If no liquid is added to the specimen, the prepared slide is known as a "dry mount". Adding a drop of liquid to a specimen often produces a clearer image under a microscope. In this case, the prepared slide is called a "wet mount".
To make a wet mount, once the specimen and liquid have been placed on the slide, the cover slip is lowered on to the specimen from a 45 degree angle. This reduces the chance of air bubbles being trapped under the cover slip. Air bubbles obscure anything that's underneath them on the slide.
How to Make a Wet Mount
Looking at Onion Cells Under a Microscope
Some transparent items, such as onion cells, can be seen most clearly when they are stained. The stain is absorbed by the cell parts, especially the nucleus, increasing their visibility.
To obtain cells from an onion, the onion should be broken into layers.
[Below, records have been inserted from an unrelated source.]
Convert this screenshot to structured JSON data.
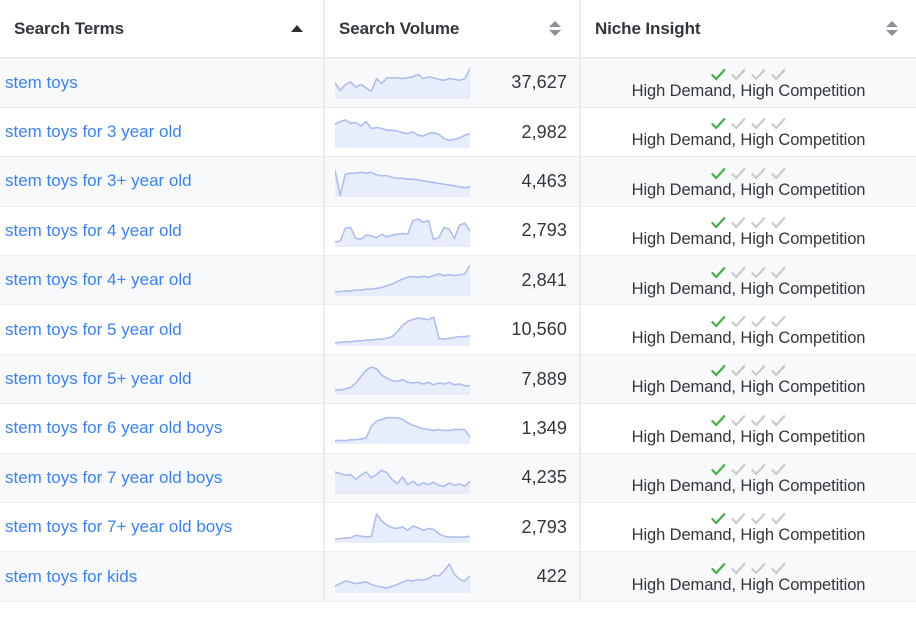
{
  "colors": {
    "link": "#3b82f6",
    "header_text": "#32373c",
    "row_stripe": "#f8f9fa",
    "row_plain": "#ffffff",
    "border": "#e9ecef",
    "spark_line": "#aebef0",
    "spark_fill": "#e8edfb",
    "check_active": "#4caf50",
    "check_inactive": "#cccccc"
  },
  "table": {
    "columns": [
      {
        "key": "search_terms",
        "label": "Search Terms",
        "sort_icon": "sort-ascending-icon",
        "sort_state": "asc",
        "align": "left"
      },
      {
        "key": "search_volume",
        "label": "Search Volume",
        "sort_icon": "sort-both-icon",
        "sort_state": "none",
        "align": "right"
      },
      {
        "key": "niche_insight",
        "label": "Niche Insight",
        "sort_icon": "sort-both-icon",
        "sort_state": "none",
        "align": "center"
      }
    ],
    "rows": [
      {
        "term": "stem toys",
        "volume": "37,627",
        "niche": "High Demand, High Competition",
        "checks_total": 4,
        "checks_active": 1,
        "trend": [
          38,
          20,
          34,
          40,
          28,
          34,
          26,
          18,
          48,
          36,
          50,
          50,
          50,
          48,
          50,
          52,
          58,
          48,
          52,
          50,
          46,
          44,
          48,
          46,
          44,
          48,
          72
        ]
      },
      {
        "term": "stem toys for 3 year old",
        "volume": "2,982",
        "niche": "High Demand, High Competition",
        "checks_total": 4,
        "checks_active": 1,
        "trend": [
          56,
          62,
          66,
          58,
          60,
          52,
          62,
          46,
          48,
          46,
          42,
          42,
          40,
          36,
          34,
          38,
          30,
          28,
          34,
          36,
          32,
          22,
          18,
          20,
          24,
          30,
          34
        ]
      },
      {
        "term": "stem toys for 3+ year old",
        "volume": "4,463",
        "niche": "High Demand, High Competition",
        "checks_total": 4,
        "checks_active": 1,
        "trend": [
          62,
          4,
          54,
          56,
          56,
          58,
          56,
          58,
          52,
          50,
          50,
          46,
          44,
          44,
          42,
          42,
          40,
          38,
          36,
          34,
          32,
          30,
          28,
          26,
          24,
          22,
          24
        ]
      },
      {
        "term": "stem toys for 4 year old",
        "volume": "2,793",
        "niche": "High Demand, High Competition",
        "checks_total": 4,
        "checks_active": 1,
        "trend": [
          12,
          14,
          44,
          46,
          20,
          18,
          28,
          26,
          22,
          30,
          24,
          28,
          30,
          32,
          30,
          62,
          66,
          58,
          62,
          18,
          22,
          46,
          42,
          20,
          52,
          56,
          38
        ]
      },
      {
        "term": "stem toys for 4+ year old",
        "volume": "2,841",
        "niche": "High Demand, High Competition",
        "checks_total": 4,
        "checks_active": 1,
        "trend": [
          10,
          10,
          12,
          12,
          14,
          14,
          16,
          16,
          18,
          20,
          24,
          28,
          34,
          40,
          44,
          46,
          44,
          46,
          44,
          48,
          52,
          48,
          50,
          48,
          50,
          52,
          72
        ]
      },
      {
        "term": "stem toys for 5 year old",
        "volume": "10,560",
        "niche": "High Demand, High Competition",
        "checks_total": 4,
        "checks_active": 1,
        "trend": [
          8,
          8,
          10,
          10,
          12,
          12,
          14,
          14,
          16,
          16,
          18,
          22,
          34,
          48,
          58,
          62,
          66,
          64,
          62,
          68,
          18,
          16,
          18,
          20,
          22,
          22,
          24
        ]
      },
      {
        "term": "stem toys for 5+ year old",
        "volume": "7,889",
        "niche": "High Demand, High Competition",
        "checks_total": 4,
        "checks_active": 1,
        "trend": [
          12,
          12,
          14,
          18,
          28,
          44,
          58,
          66,
          62,
          46,
          40,
          34,
          32,
          36,
          30,
          28,
          30,
          26,
          30,
          24,
          28,
          26,
          30,
          24,
          26,
          22,
          22
        ]
      },
      {
        "term": "stem toys for 6 year old boys",
        "volume": "1,349",
        "niche": "High Demand, High Competition",
        "checks_total": 4,
        "checks_active": 1,
        "trend": [
          8,
          8,
          8,
          10,
          10,
          12,
          14,
          42,
          54,
          58,
          62,
          62,
          62,
          58,
          50,
          44,
          40,
          36,
          34,
          32,
          34,
          32,
          32,
          34,
          34,
          34,
          16
        ]
      },
      {
        "term": "stem toys for 7 year old boys",
        "volume": "4,235",
        "niche": "High Demand, High Competition",
        "checks_total": 4,
        "checks_active": 1,
        "trend": [
          52,
          48,
          44,
          46,
          34,
          44,
          52,
          38,
          46,
          56,
          50,
          34,
          24,
          40,
          22,
          30,
          20,
          26,
          22,
          28,
          20,
          18,
          26,
          20,
          24,
          18,
          30
        ]
      },
      {
        "term": "stem toys for 7+ year old boys",
        "volume": "2,793",
        "niche": "High Demand, High Competition",
        "checks_total": 4,
        "checks_active": 1,
        "trend": [
          10,
          10,
          12,
          12,
          18,
          16,
          14,
          16,
          68,
          52,
          42,
          36,
          34,
          38,
          30,
          40,
          36,
          30,
          34,
          32,
          22,
          16,
          14,
          14,
          14,
          14,
          16
        ]
      },
      {
        "term": "stem toys for kids",
        "volume": "422",
        "niche": "High Demand, High Competition",
        "checks_total": 4,
        "checks_active": 1,
        "trend": [
          16,
          22,
          28,
          26,
          22,
          24,
          26,
          20,
          16,
          14,
          12,
          16,
          20,
          26,
          30,
          28,
          32,
          30,
          34,
          42,
          40,
          52,
          68,
          44,
          32,
          28,
          40
        ]
      }
    ]
  }
}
The inner curve of each layer is covered with a thin piece of tissue which can be peeled off by fingers or with tweezers. This tissue should be spread out on a slide. A drop of iodine and a cover slip should then be added. After about three minutes the cells should be nicely stained.
Iodine is readily available in drug stores. Since iodine stains human skin cells as well as onion cells, it might be a good idea for children to wear protective gloves during this exercise.
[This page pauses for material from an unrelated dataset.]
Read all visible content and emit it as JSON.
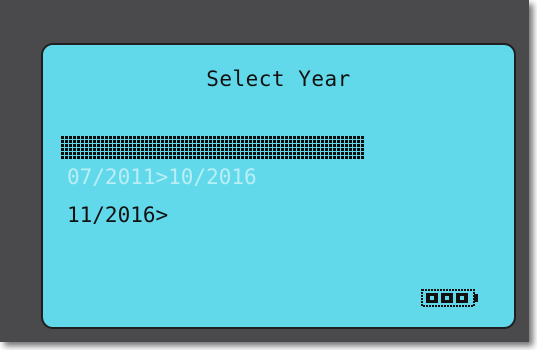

Since our skin is made of cells, both skin and microscope specimens can be coloured by biological stains. Children should use safe stains under safe conditions.
Examining Cheek Cells
The cells lining the inside of the cheeks are attached very loosely to the cheek and are constantly being shed. If the lining is rubbed (not scraped) with the flat end of a clean toothpick, cheek cells can be collected. The material on the toothpick can be smeared on a slide and a wet mount made with a drop of stain.
The best stain for cheek cells is methylene blue, which can be bought at pet or aquarium stores. A 1% solution is used to stain cells. This stain is very popular and is widely used in schools. It's not considered to be dangerous in small quantities, although it does stain skin and clothes. However, methylene blue is toxic at high concentrations.
In a home situation, an adult should apply the stain to the slide containing a child's cheek cells and the methylene blue bottle should be kept out of the reach of children. Once again, it's a good idea for a child to wear gloves.
Examining their own cheek cells is a very worthwhile activity for children. They are often excited to see cells that have come from their own body.
Prepared slides that are purchased from a store or science supply company can be both interesting and educational. Although my students prefer to make their own slides, they are happy to look at prepared slides when it's either too difficult or impossible to make the equivalent slide in class. The slides are usually stained to emphasis certain parts.
Prepared slides are sold individually and in collections. When buying a collection, it's important to discover what slides are in the collection. Some may not be appropriate for a particular child. For example, there may be too many plant slides compared to animal slides, or vice versa. There may also be some slides that a child or parent may find objectionable, such as ones made from a dog's body.
Microscopic Hunters in Pond Water
Microorganisms in Pond Water
Pond or lake water can be fascinating to examine under a microscope. This is especially true in late spring, summer, and early fall when many pond creatures are active.
Adding a bit of sediment from the bottom of the pond or a few leaves of aquatic plants to a container of pond water can increase the variety of organisms seen. Some pond microorganisms spend their lives attached to a surface instead of swimming freely through the water.
Small organisms that aren't microscopic can also be collected from ponds and examined under a microscope. My classes love to look at mosquito larvae, for example. They are so big that often only part of their body fills the screen at low power, but they are very interesting to observe.
Looking at items under a microscope is an educational, enriching, and entertaining experience for both children and adults. The enjoyment can last through childhood and into adulthood, as it has for me. The amazement of seeing living things and details that are normally invisible never fades.
References and Resources
© 2014 Linda Crampton